> _EXERCISE_
State how many lines in the records hold the word "Základní", giving the number and no other text.

PROVIDED MATERIAL Block Start

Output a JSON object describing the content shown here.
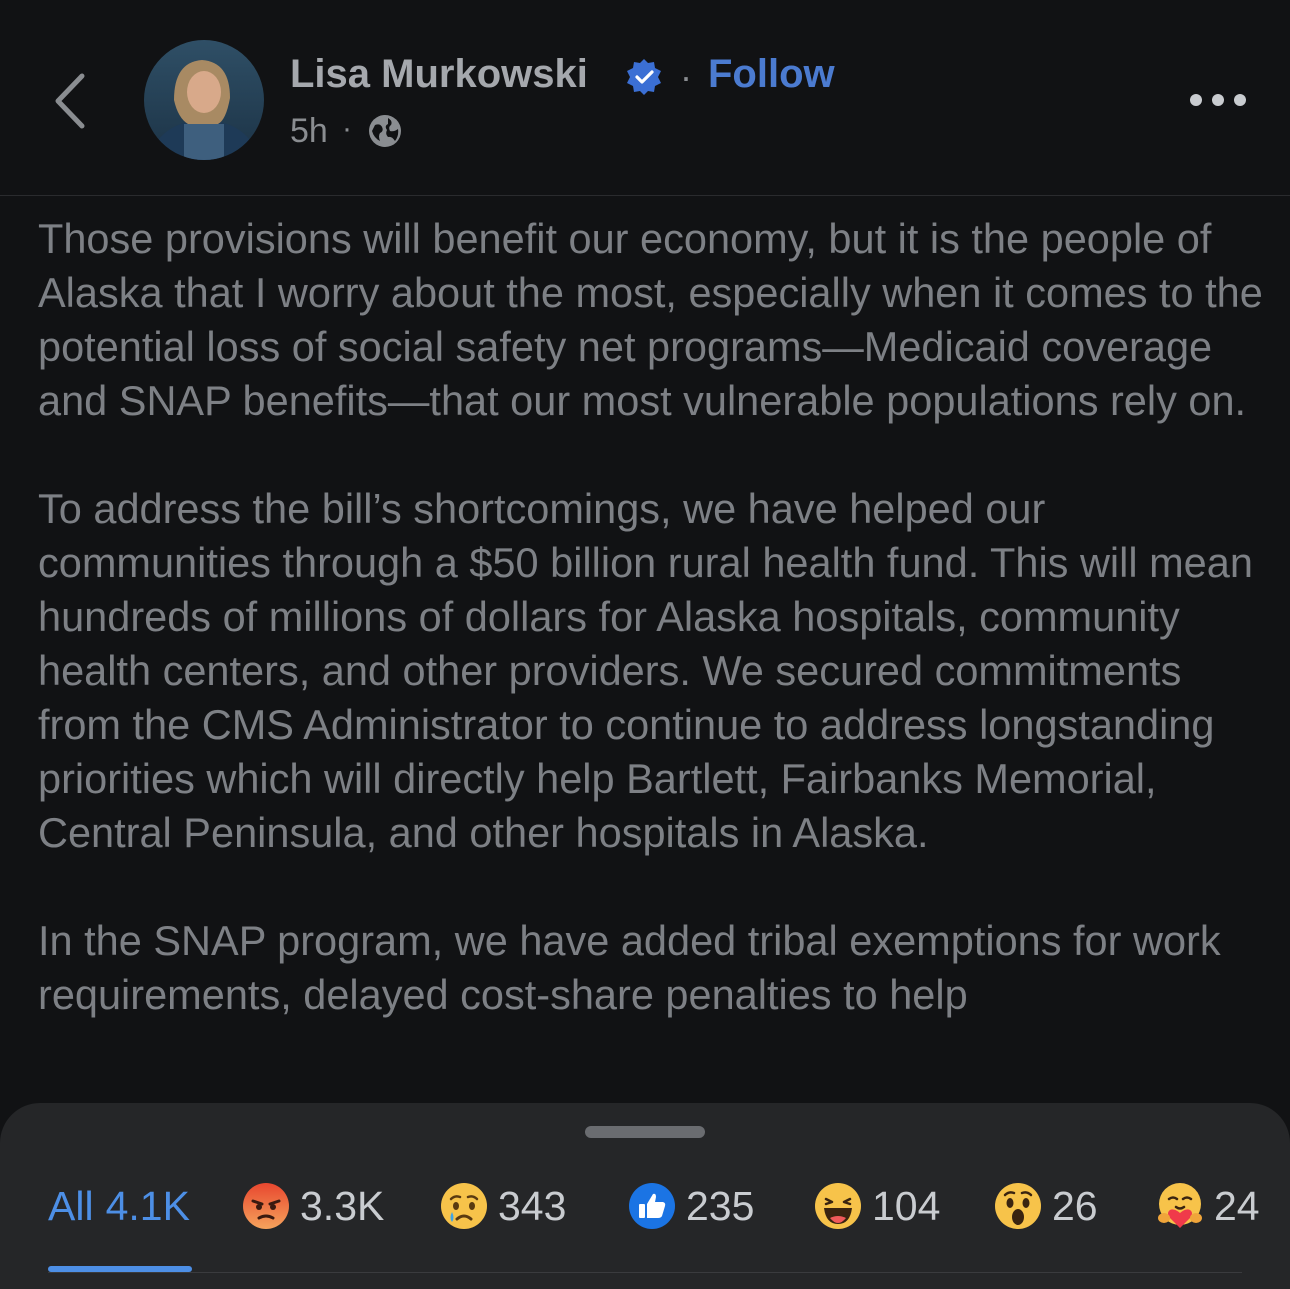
{
  "header": {
    "author_name": "Lisa Murkowski",
    "verified_icon": "verified-badge-icon",
    "separator": "·",
    "follow_label": "Follow",
    "timestamp": "5h",
    "time_separator": "·",
    "audience_icon": "globe-icon",
    "back_icon": "chevron-left-icon",
    "more_icon": "more-horizontal-icon"
  },
  "post": {
    "paragraphs": [
      "Those provisions will benefit our economy, but it is the people of Alaska that I worry about the most, especially when it comes to the potential loss of social safety net programs—Medicaid coverage and SNAP benefits—that our most vulnerable populations rely on.",
      "To address the bill’s shortcomings, we have helped our communities through a $50 billion rural health fund. This will mean hundreds of millions of dollars for Alaska hospitals, community health centers, and other providers. We secured commitments from the CMS Administrator to continue to address longstanding priorities which will directly help Bartlett, Fairbanks Memorial, Central Peninsula, and other hospitals in Alaska.",
      "In the SNAP program, we have added tribal exemptions for work requirements, delayed cost-share penalties to help"
    ]
  },
  "reactions": {
    "tabs": [
      {
        "label": "All",
        "count": "4.1K",
        "icon": null,
        "selected": true
      },
      {
        "label": "",
        "count": "3.3K",
        "icon": "angry-emoji-icon"
      },
      {
        "label": "",
        "count": "343",
        "icon": "sad-emoji-icon"
      },
      {
        "label": "",
        "count": "235",
        "icon": "like-icon"
      },
      {
        "label": "",
        "count": "104",
        "icon": "haha-emoji-icon"
      },
      {
        "label": "",
        "count": "26",
        "icon": "wow-emoji-icon"
      },
      {
        "label": "",
        "count": "24",
        "icon": "care-emoji-icon"
      }
    ]
  },
  "colors": {
    "background": "#111214",
    "sheet": "#252628",
    "accent_blue": "#4d8fe6",
    "follow_blue": "#4b7bd0",
    "post_text": "#7d8085"
  }
}
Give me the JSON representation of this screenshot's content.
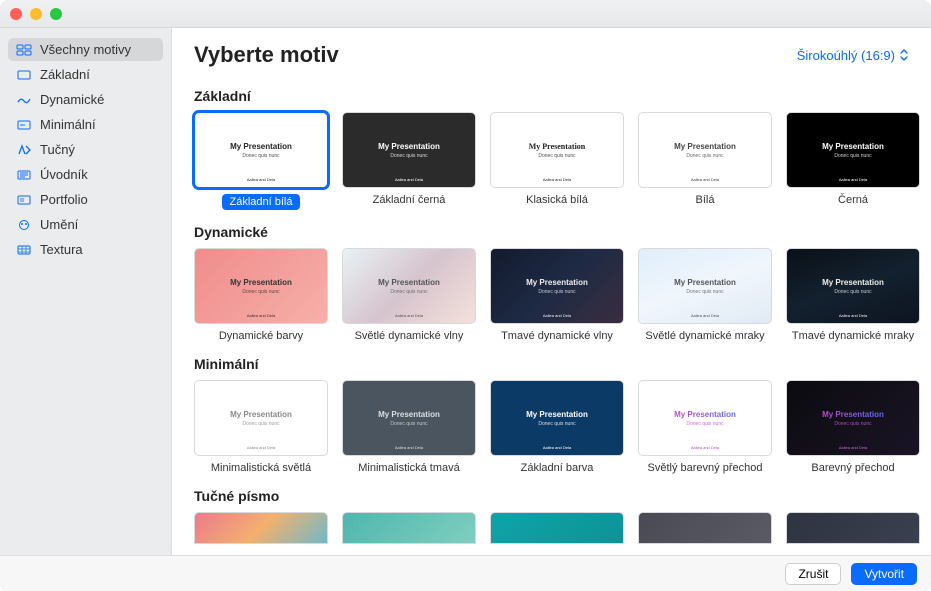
{
  "header": {
    "title": "Vyberte motiv",
    "aspect": "Širokoúhlý (16:9)"
  },
  "thumb_text": {
    "heading": "My Presentation",
    "sub": "Donec quis nunc",
    "foot": "Aaliea and Dela"
  },
  "sidebar": {
    "items": [
      {
        "label": "Všechny motivy",
        "icon": "grid-icon",
        "selected": true
      },
      {
        "label": "Základní",
        "icon": "basic-icon"
      },
      {
        "label": "Dynamické",
        "icon": "dynamic-icon"
      },
      {
        "label": "Minimální",
        "icon": "minimal-icon"
      },
      {
        "label": "Tučný",
        "icon": "bold-icon"
      },
      {
        "label": "Úvodník",
        "icon": "editorial-icon"
      },
      {
        "label": "Portfolio",
        "icon": "portfolio-icon"
      },
      {
        "label": "Umění",
        "icon": "art-icon"
      },
      {
        "label": "Textura",
        "icon": "texture-icon"
      }
    ]
  },
  "sections": [
    {
      "title": "Základní",
      "items": [
        {
          "label": "Základní bílá",
          "selected": true,
          "bg": "#ffffff",
          "fg": "#222"
        },
        {
          "label": "Základní černá",
          "bg": "#2b2b2b",
          "fg": "#fff"
        },
        {
          "label": "Klasická bílá",
          "bg": "#ffffff",
          "fg": "#222",
          "serif": true
        },
        {
          "label": "Bílá",
          "bg": "#ffffff",
          "fg": "#444"
        },
        {
          "label": "Černá",
          "bg": "#000000",
          "fg": "#fff"
        }
      ]
    },
    {
      "title": "Dynamické",
      "items": [
        {
          "label": "Dynamické barvy",
          "bg": "linear-gradient(135deg,#f08c8c,#f6b0a8)",
          "fg": "#333"
        },
        {
          "label": "Světlé dynamické vlny",
          "bg": "linear-gradient(135deg,#e8f2f4,#d6c4ce,#f4e1db)",
          "fg": "#555"
        },
        {
          "label": "Tmavé dynamické vlny",
          "bg": "linear-gradient(135deg,#121a2e,#1e2a44,#3a2d3f)",
          "fg": "#eee"
        },
        {
          "label": "Světlé dynamické mraky",
          "bg": "linear-gradient(160deg,#dfeefb,#f0f6fc,#e1eaf4)",
          "fg": "#555"
        },
        {
          "label": "Tmavé dynamické mraky",
          "bg": "linear-gradient(160deg,#0a1018,#13212e,#0d1420)",
          "fg": "#eee"
        },
        {
          "edge": true,
          "bg": "linear-gradient(180deg,#f6cfd7,#c8ecd2,#c8defa)"
        }
      ]
    },
    {
      "title": "Minimální",
      "items": [
        {
          "label": "Minimalistická světlá",
          "bg": "#ffffff",
          "fg": "#888"
        },
        {
          "label": "Minimalistická tmavá",
          "bg": "#4a5560",
          "fg": "#dcdfe3"
        },
        {
          "label": "Základní barva",
          "bg": "#0c3a66",
          "fg": "#fff"
        },
        {
          "label": "Světlý barevný přechod",
          "bg": "#ffffff",
          "fg": "#c048c6",
          "gradientText": true
        },
        {
          "label": "Barevný přechod",
          "bg": "linear-gradient(135deg,#0b0b0f,#1a1425)",
          "fg": "#d05fd6",
          "gradientText": true
        },
        {
          "edge": true,
          "bg": "#f5f0e8"
        }
      ]
    },
    {
      "title": "Tučné písmo",
      "bold": true,
      "items": [
        {
          "bg": "linear-gradient(135deg,#ec7a8d,#f3b06e,#6fbac8)"
        },
        {
          "bg": "linear-gradient(135deg,#4fb7ae,#7fcebf)"
        },
        {
          "bg": "linear-gradient(135deg,#0ea3a8,#0d9398)"
        },
        {
          "bg": "linear-gradient(135deg,#4a4a54,#5a5a64)"
        },
        {
          "bg": "linear-gradient(135deg,#2e3340,#3a4050)"
        }
      ]
    }
  ],
  "footer": {
    "cancel": "Zrušit",
    "create": "Vytvořit"
  }
}
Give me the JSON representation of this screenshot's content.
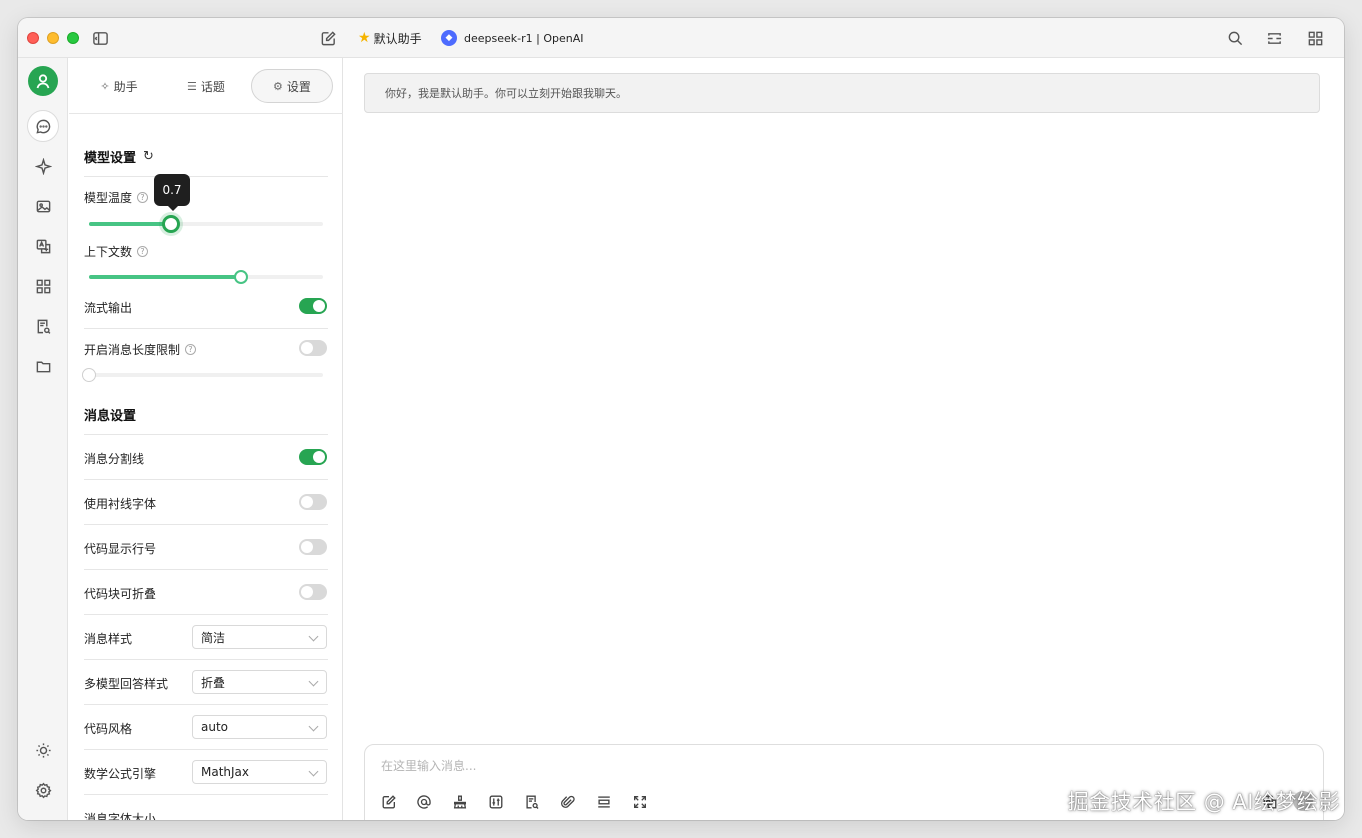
{
  "titlebar": {
    "assistant_name": "默认助手",
    "model_label": "deepseek-r1 | OpenAI"
  },
  "tabs": [
    {
      "label": "助手",
      "icon": "sparkle-icon"
    },
    {
      "label": "话题",
      "icon": "list-icon"
    },
    {
      "label": "设置",
      "icon": "gear-icon"
    }
  ],
  "model_settings": {
    "title": "模型设置",
    "temperature_label": "模型温度",
    "temperature_value": "0.7",
    "temperature_fraction": 0.35,
    "context_label": "上下文数",
    "context_fraction": 0.65,
    "stream_label": "流式输出",
    "stream_on": true,
    "max_length_label": "开启消息长度限制",
    "max_length_on": false,
    "max_length_fraction": 0.0
  },
  "message_settings": {
    "title": "消息设置",
    "divider_label": "消息分割线",
    "divider_on": true,
    "serif_label": "使用衬线字体",
    "serif_on": false,
    "line_numbers_label": "代码显示行号",
    "line_numbers_on": false,
    "collapsible_label": "代码块可折叠",
    "collapsible_on": false,
    "style_label": "消息样式",
    "style_value": "简洁",
    "multi_model_label": "多模型回答样式",
    "multi_model_value": "折叠",
    "code_style_label": "代码风格",
    "code_style_value": "auto",
    "math_label": "数学公式引擎",
    "math_value": "MathJax",
    "font_size_label": "消息字体大小"
  },
  "chat": {
    "greeting": "你好，我是默认助手。你可以立刻开始跟我聊天。",
    "input_placeholder": "在这里输入消息..."
  },
  "watermark": "掘金技术社区 @ AI绘梦绘影",
  "colors": {
    "accent": "#27a552",
    "slider_fill": "#47c484",
    "tooltip_bg": "#1f1f1f"
  }
}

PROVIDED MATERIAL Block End

> _COMPLETED TASK_
5